■ EXERCISE GOAL
Find the string "name" in the records and copy each line where it occurs.

(Data items)

#####

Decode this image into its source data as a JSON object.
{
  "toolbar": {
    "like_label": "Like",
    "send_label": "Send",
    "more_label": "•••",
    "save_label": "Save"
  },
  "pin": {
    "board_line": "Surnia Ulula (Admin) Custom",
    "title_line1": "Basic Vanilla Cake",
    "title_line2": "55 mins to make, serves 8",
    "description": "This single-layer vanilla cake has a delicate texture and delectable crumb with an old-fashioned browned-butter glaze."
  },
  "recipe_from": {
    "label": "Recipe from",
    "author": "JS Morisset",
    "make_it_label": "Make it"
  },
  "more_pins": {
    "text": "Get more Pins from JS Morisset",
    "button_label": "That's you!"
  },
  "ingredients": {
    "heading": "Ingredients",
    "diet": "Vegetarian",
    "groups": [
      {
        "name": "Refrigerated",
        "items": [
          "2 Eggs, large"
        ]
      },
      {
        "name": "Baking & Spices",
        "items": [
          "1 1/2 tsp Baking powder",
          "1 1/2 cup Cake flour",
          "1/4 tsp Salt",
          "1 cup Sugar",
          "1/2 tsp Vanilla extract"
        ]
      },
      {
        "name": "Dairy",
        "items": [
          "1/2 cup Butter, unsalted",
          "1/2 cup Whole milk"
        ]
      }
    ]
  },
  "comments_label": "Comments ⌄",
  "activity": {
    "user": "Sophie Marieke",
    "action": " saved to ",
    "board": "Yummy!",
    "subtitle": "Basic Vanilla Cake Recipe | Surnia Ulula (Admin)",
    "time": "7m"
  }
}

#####

■ TASK SOLUTION
        "name": "Refrigerated",
        "name": "Baking & Spices",
        "name": "Dairy",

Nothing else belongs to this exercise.